Group claim they were threatened by locals who ordered them out of village
An Orthodox Jewish community has been forced from a village in a remote Guatemalan countryside, after a dispute with members of the local indigenous Mayan people became increasingly venomous.
Mayan elders asked the Lev Tahor community to leave the village of San Juan La Laguna, which is about 150km west of capital Guatemala City.
They claimed the Jews had shunned the other villagers, and attempted to impose their customs and religion. On Friday the Lev Tahor loaded their luggage and bags onto buses bound for the capital.
“We are a people of peace and in order to avoid an incident we’ve already begun to leave,” Lev Tahor member Misael Santos told the AFP news agency.
“We have a right to be there, but they threatened us with lynching if we don’t leave,” he added.
The Lev Tahor members said that they had been subjected to verbal abuse, and threats had been made to cut off their water and electricity supplies since they arrived from Canada in March.
Their customs clashed with those of the locals, who claimed that the Lev Tahor were trying to undermine their Catholic faith.
“We felt intimidated by them in the streets. We thought they wanted to change our religion and customs,” village elder Miguel Vasquez Cholotio told Reuters.
Founded in the 1980s by Israeli Shlomo Helbrans, the group practices a fundamentalist form of Judaism.
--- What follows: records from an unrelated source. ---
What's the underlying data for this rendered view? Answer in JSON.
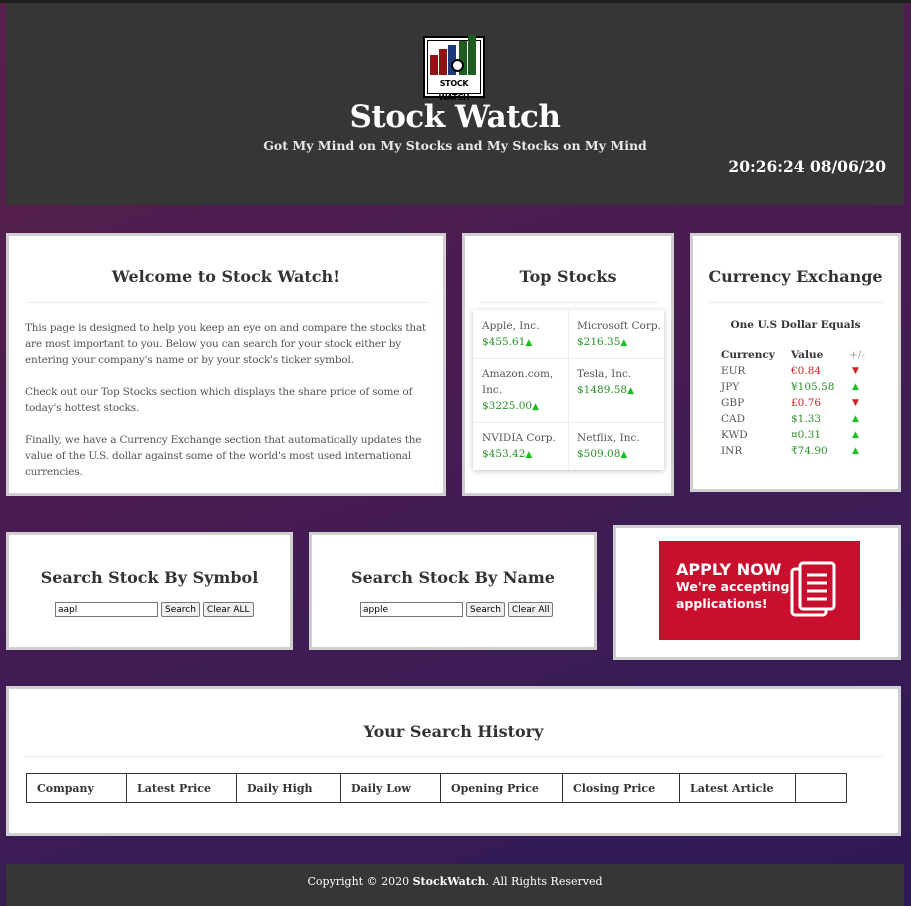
{
  "header": {
    "logo_text": "STOCK WATCH",
    "title": "Stock Watch",
    "subtitle": "Got My Mind on My Stocks and My Stocks on My Mind",
    "clock": "20:26:24 08/06/20"
  },
  "welcome": {
    "heading": "Welcome to Stock Watch!",
    "paragraphs": [
      "This page is designed to help you keep an eye on and compare the stocks that are most important to you. Below you can search for your stock either by entering your company's name or by your stock's ticker symbol.",
      "Check out our Top Stocks section which displays the share price of some of today's hottest stocks.",
      "Finally, we have a Currency Exchange section that automatically updates the value of the U.S. dollar against some of the world's most used international currencies."
    ]
  },
  "top_stocks": {
    "heading": "Top Stocks",
    "items": [
      {
        "name": "Apple, Inc.",
        "price": "$455.61",
        "trend": "up"
      },
      {
        "name": "Microsoft Corp.",
        "price": "$216.35",
        "trend": "up"
      },
      {
        "name": "Amazon.com, Inc.",
        "price": "$3225.00",
        "trend": "up"
      },
      {
        "name": "Tesla, Inc.",
        "price": "$1489.58",
        "trend": "up"
      },
      {
        "name": "NVIDIA Corp.",
        "price": "$453.42",
        "trend": "up"
      },
      {
        "name": "Netflix, Inc.",
        "price": "$509.08",
        "trend": "up"
      }
    ]
  },
  "currency": {
    "heading": "Currency Exchange",
    "subheading": "One U.S Dollar Equals",
    "columns": [
      "Currency",
      "Value",
      "+/-"
    ],
    "rows": [
      {
        "code": "EUR",
        "value": "€0.84",
        "trend": "down"
      },
      {
        "code": "JPY",
        "value": "¥105.58",
        "trend": "up"
      },
      {
        "code": "GBP",
        "value": "£0.76",
        "trend": "down"
      },
      {
        "code": "CAD",
        "value": "$1.33",
        "trend": "up"
      },
      {
        "code": "KWD",
        "value": "¤0.31",
        "trend": "up"
      },
      {
        "code": "INR",
        "value": "₹74.90",
        "trend": "up"
      }
    ],
    "colors": {
      "up": "#1bbf1b",
      "down": "#d21f1f"
    }
  },
  "search_symbol": {
    "heading": "Search Stock By Symbol",
    "value": "aapl",
    "search_label": "Search",
    "clear_label": "Clear ALL"
  },
  "search_name": {
    "heading": "Search Stock By Name",
    "value": "apple",
    "search_label": "Search",
    "clear_label": "Clear All"
  },
  "apply": {
    "line1": "APPLY NOW",
    "line2": "We're accepting",
    "line3": "applications!",
    "icon": "document-icon",
    "color": "#c8102e"
  },
  "history": {
    "heading": "Your Search History",
    "columns": [
      "Company",
      "Latest Price",
      "Daily High",
      "Daily Low",
      "Opening Price",
      "Closing Price",
      "Latest Article",
      ""
    ]
  },
  "footer": {
    "prefix": "Copyright © 2020 ",
    "brand": "StockWatch",
    "suffix": ". All Rights Reserved"
  }
}
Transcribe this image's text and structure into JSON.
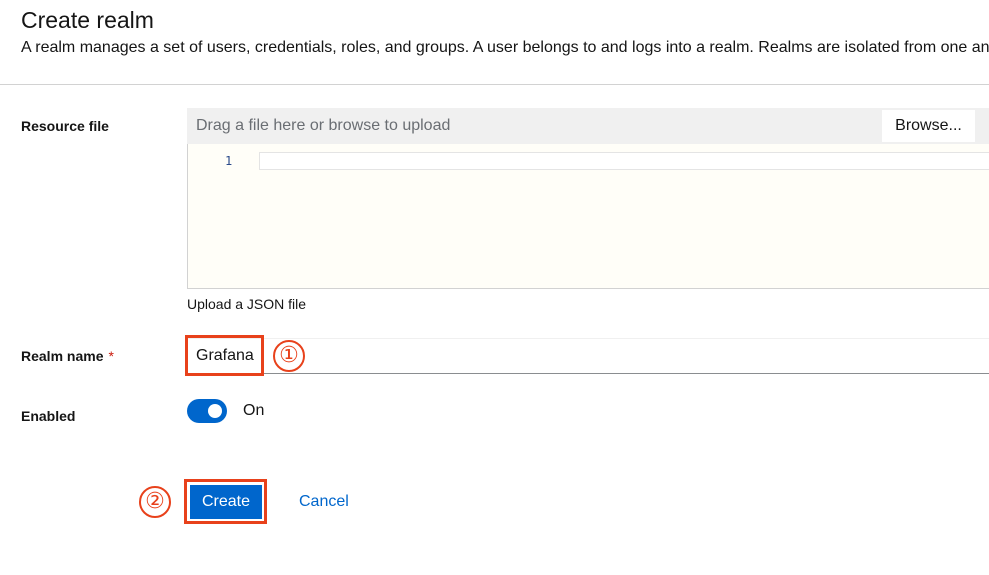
{
  "header": {
    "title": "Create realm",
    "description": "A realm manages a set of users, credentials, roles, and groups. A user belongs to and logs into a realm. Realms are isolated from one another"
  },
  "resource_file": {
    "label": "Resource file",
    "placeholder": "Drag a file here or browse to upload",
    "browse_label": "Browse...",
    "line_number": "1",
    "helper_text": "Upload a JSON file"
  },
  "realm_name": {
    "label": "Realm name",
    "required_marker": "*",
    "value": "Grafana"
  },
  "enabled": {
    "label": "Enabled",
    "state_label": "On",
    "checked": true
  },
  "actions": {
    "create_label": "Create",
    "cancel_label": "Cancel"
  },
  "annotations": {
    "step1": "①",
    "step2": "②",
    "color": "#e8411b"
  },
  "colors": {
    "primary": "#0066cc",
    "required": "#c9190b"
  }
}
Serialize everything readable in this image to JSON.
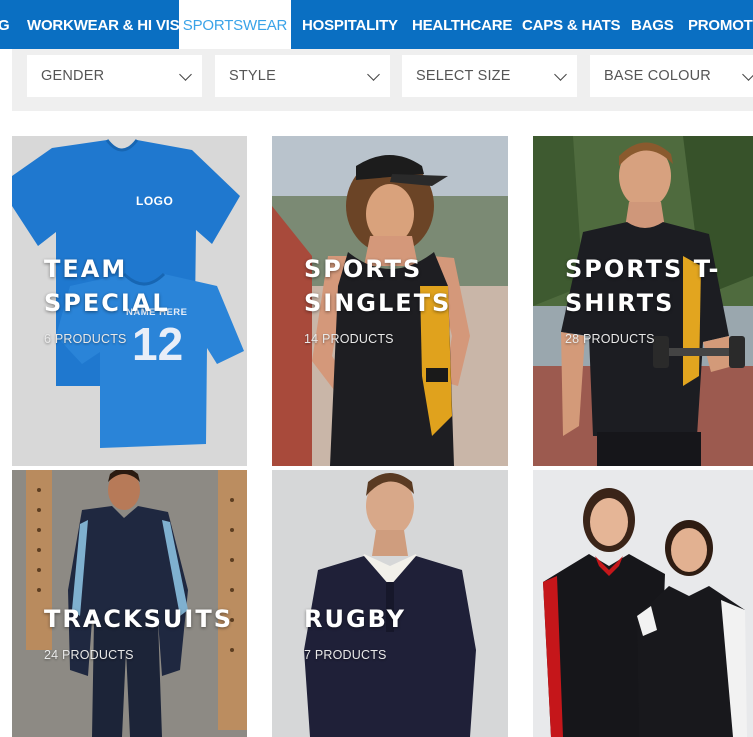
{
  "nav": {
    "items": [
      {
        "label": "G"
      },
      {
        "label": "WORKWEAR & HI VIS"
      },
      {
        "label": "SPORTSWEAR"
      },
      {
        "label": "HOSPITALITY"
      },
      {
        "label": "HEALTHCARE"
      },
      {
        "label": "CAPS & HATS"
      },
      {
        "label": "BAGS"
      },
      {
        "label": "PROMOTI"
      }
    ],
    "active": "SPORTSWEAR"
  },
  "filters": [
    {
      "label": "GENDER"
    },
    {
      "label": "STYLE"
    },
    {
      "label": "SELECT SIZE"
    },
    {
      "label": "BASE COLOUR"
    }
  ],
  "categories": [
    {
      "title_line1": "TEAM",
      "title_line2": "SPECIAL",
      "count": "6 PRODUCTS",
      "shirt_text_logo": "LOGO",
      "shirt_text_name": "NAME HERE",
      "shirt_number": "12"
    },
    {
      "title_line1": "SPORTS",
      "title_line2": "SINGLETS",
      "count": "14 PRODUCTS"
    },
    {
      "title_line1": "SPORTS T-",
      "title_line2": "SHIRTS",
      "count": "28 PRODUCTS"
    },
    {
      "title_line1": "TRACKSUITS",
      "count": "24 PRODUCTS"
    },
    {
      "title_line1": "RUGBY",
      "count": "7 PRODUCTS"
    },
    {
      "title_line1": "",
      "count": ""
    }
  ],
  "colors": {
    "nav_bg": "#0a6fc2",
    "nav_active_text": "#3aa3e8",
    "filter_bar_bg": "#efefef"
  }
}
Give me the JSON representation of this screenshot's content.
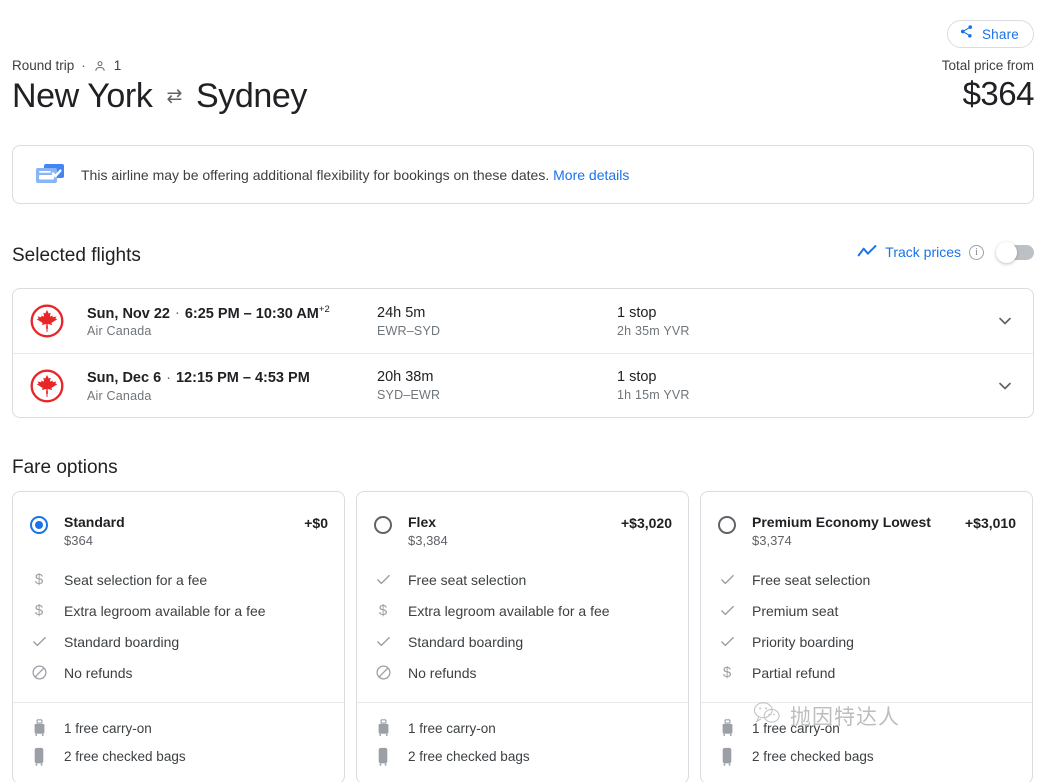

Their name means “Pure Heart” in Hebrew.
In Canada, critics and relatives of group members accused Lev Tahor of keeping children in unsanitary conditions, underage marriage and physical abuse.
The group will not settle in Israel, as they regard the Jews as a people in exile.